Penrith are one win away from their first grand final in 17 years after a Nathan Cleary masterclass made the Sydney Roosters' shot at a three-peat even more difficult.
Cleary scored a first-half hat-trick and kicked a crucial field goal as the Panthers held on to win 29-28, putting pay to a second-half comeback from the two-time defending premiers.
And while Cleary finished with points, halves partner Jarome Luai was just as good in his first finals match with a hand in four of Penrith's five tries.
It took their winning streak to 16, making for the third biggest of all-time.
But it wasn't all smooth sailing for the Panthers, with Viliame Kikau facing a possible ban for a dangerous tackle that threatens his preliminary final availability.
For the Roosters, they must now do it the hard way via a sudden-death semi-final between the winner of Canberra and Cronulla.
After Penrith led 28-10 with 27 minutes to go, the Roosters scored two tries in 11 minutes through James Tedesco and Josh Morris to put themselves back in the match
A field goal from Clearly looked as if it would seal the match with two minutes to play at 29-22, but Penrith gave away a penalty from the kick off and Angus Crichton scored.

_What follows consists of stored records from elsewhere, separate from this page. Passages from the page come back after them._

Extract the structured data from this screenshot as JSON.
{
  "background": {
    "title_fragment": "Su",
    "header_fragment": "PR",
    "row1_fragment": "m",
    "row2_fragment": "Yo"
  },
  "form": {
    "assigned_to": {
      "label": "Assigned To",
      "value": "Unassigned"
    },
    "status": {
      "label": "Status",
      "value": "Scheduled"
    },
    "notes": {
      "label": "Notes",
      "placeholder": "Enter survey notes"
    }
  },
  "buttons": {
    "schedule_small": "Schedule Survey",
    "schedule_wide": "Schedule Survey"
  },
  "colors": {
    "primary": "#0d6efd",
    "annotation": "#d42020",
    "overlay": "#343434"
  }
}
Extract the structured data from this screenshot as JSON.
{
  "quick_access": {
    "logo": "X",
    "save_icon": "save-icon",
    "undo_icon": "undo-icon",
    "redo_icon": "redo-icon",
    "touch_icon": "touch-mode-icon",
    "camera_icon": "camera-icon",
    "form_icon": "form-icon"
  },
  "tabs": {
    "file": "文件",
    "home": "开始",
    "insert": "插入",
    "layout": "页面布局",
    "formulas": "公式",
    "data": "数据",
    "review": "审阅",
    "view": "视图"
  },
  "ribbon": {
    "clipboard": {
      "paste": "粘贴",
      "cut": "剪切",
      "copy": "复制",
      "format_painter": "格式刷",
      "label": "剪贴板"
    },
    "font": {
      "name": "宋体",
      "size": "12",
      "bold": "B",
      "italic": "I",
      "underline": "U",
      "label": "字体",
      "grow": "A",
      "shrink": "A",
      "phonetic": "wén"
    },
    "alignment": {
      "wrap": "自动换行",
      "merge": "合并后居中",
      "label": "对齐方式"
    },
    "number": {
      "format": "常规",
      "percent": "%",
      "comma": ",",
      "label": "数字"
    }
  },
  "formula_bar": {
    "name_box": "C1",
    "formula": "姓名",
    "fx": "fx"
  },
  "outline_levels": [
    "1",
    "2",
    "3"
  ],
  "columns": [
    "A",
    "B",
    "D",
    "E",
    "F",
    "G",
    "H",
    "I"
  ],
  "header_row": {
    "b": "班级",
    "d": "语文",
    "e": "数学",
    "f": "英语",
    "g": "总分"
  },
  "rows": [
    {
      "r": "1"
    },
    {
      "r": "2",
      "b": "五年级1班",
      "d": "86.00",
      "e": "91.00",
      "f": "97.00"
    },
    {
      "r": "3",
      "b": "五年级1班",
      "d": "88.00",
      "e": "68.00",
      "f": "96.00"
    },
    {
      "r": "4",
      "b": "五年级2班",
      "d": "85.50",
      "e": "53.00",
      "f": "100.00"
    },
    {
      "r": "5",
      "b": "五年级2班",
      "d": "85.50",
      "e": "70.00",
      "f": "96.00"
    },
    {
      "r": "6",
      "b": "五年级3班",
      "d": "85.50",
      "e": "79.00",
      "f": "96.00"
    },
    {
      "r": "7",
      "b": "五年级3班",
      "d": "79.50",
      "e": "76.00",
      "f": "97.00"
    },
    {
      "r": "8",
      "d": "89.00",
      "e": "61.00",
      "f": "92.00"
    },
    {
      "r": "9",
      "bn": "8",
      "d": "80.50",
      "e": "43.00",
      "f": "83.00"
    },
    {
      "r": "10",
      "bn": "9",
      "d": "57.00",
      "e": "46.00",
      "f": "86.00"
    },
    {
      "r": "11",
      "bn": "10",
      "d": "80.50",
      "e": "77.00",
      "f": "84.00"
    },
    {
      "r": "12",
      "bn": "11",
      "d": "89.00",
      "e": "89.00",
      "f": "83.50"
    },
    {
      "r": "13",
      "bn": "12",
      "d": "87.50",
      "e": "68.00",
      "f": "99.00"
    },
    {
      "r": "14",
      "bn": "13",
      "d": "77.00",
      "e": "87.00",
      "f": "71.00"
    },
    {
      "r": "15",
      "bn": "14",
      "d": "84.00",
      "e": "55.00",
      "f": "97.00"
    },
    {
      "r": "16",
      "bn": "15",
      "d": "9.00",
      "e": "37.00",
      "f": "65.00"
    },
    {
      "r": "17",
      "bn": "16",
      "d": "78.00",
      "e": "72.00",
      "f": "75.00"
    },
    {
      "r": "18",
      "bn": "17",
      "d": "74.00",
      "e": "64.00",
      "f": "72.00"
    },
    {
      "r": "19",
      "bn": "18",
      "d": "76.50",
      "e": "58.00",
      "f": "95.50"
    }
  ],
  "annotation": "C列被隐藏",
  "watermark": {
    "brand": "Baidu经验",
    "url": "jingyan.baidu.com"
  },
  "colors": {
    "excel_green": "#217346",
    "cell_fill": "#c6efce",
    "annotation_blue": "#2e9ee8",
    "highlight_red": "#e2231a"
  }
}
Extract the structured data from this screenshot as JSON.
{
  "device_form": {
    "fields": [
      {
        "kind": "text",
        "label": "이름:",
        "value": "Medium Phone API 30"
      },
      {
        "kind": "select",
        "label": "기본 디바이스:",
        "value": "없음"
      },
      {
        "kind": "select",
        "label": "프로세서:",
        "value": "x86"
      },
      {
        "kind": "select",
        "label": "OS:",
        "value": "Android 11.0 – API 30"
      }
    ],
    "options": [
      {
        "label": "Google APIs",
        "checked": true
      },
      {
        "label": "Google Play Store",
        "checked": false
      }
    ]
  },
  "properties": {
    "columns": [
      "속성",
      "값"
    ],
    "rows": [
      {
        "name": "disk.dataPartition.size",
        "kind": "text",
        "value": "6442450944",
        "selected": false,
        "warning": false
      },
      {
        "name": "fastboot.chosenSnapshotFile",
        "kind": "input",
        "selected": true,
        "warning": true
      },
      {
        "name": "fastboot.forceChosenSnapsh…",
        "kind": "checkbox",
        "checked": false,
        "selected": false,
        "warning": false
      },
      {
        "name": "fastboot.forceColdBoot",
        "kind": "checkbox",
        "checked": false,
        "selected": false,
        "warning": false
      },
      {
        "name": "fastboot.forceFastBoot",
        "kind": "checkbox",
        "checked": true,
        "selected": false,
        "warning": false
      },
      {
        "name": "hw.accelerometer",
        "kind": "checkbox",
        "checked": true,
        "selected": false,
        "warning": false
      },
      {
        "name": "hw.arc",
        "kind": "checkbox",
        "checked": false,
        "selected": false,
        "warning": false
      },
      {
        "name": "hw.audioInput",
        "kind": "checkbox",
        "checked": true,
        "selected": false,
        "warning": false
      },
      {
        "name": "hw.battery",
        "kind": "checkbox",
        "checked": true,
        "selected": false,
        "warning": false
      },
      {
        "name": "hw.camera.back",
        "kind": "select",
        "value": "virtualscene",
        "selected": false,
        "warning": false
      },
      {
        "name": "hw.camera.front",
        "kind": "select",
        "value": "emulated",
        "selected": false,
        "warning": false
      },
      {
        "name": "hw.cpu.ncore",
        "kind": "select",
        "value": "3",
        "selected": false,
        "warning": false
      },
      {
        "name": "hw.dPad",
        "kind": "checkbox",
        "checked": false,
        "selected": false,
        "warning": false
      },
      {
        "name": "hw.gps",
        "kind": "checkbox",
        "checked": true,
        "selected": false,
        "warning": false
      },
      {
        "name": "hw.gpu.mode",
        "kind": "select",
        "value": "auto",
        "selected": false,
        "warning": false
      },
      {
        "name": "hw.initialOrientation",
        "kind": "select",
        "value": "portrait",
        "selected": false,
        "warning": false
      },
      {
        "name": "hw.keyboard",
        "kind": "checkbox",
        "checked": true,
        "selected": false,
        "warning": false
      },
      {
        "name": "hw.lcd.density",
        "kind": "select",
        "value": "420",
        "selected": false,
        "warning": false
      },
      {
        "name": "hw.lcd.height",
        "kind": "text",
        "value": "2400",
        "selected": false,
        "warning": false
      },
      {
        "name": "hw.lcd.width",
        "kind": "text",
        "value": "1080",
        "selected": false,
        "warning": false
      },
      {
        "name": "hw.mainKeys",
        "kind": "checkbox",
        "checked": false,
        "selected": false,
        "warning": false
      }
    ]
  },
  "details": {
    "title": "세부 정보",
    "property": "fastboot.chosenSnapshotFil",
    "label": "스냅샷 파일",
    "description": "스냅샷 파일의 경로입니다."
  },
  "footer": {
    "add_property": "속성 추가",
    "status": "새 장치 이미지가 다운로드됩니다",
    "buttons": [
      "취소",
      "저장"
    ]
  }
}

The Panthers were able to hold on, with Liam Martin making a last-ditch tackle on Morris and Kikau getting a finger on a 40-metre field goal attempt from Luke Keary.
"I could feel the energy in the group that we were coming back," Roosters coach Trent Robinson said.
"I knew that we were coming, I knew we'd win the second half. We just needed to keep on it and keep on it.
"We just ran out of time."
While Jared Waerea-Hargreaves finished the match on report, the fightback at least gave the two-time defending premiers a much needed boost after last week's flogging from South Sydney.
They will also likely have Sonny Bill Williams (neck) and Jake Friend (concussion) back next week, where if they progress they face the winner of Melbourne and Parramatta in week three.
Meanwhile the match's finale wasn't the first time the Panthers had to rally.
After Morris and Freddy Lussick scored early, Penrith were facing their biggest deficit since they were forced to come from behind to shock the Roosters in round one.
Spending just 74 minutes behind on the scoreboard in their 1450 on the field since the competition's restart, it was fair to ask if Penrith would have the answers.
But when it mattered they had more than enough.
It began in defence when Josh Mansour, Luai, Edwards and Stephen Crichton ganged up to force Morris over the sideline.
From the second tackle off the scrum, the Roosters were caught offside. And from there, it was all Penrith.
Mansour scored first when Luai and Kikau combined, before Cleary chalked up his three tries.
The highlight was his second, diving through on a Luai grubber to grab it in front of Tedesco and score.
And when Luai batted back a Cleary bomb after the break for Tyrone May to put Stephen Crichton, the game looked over before the Roosters' near comeback.
"The heart was racing a bit for sure," coach Ivan Cleary said.
"There were questions of how we were going to handle the semi-finals and I think the start and the end showed that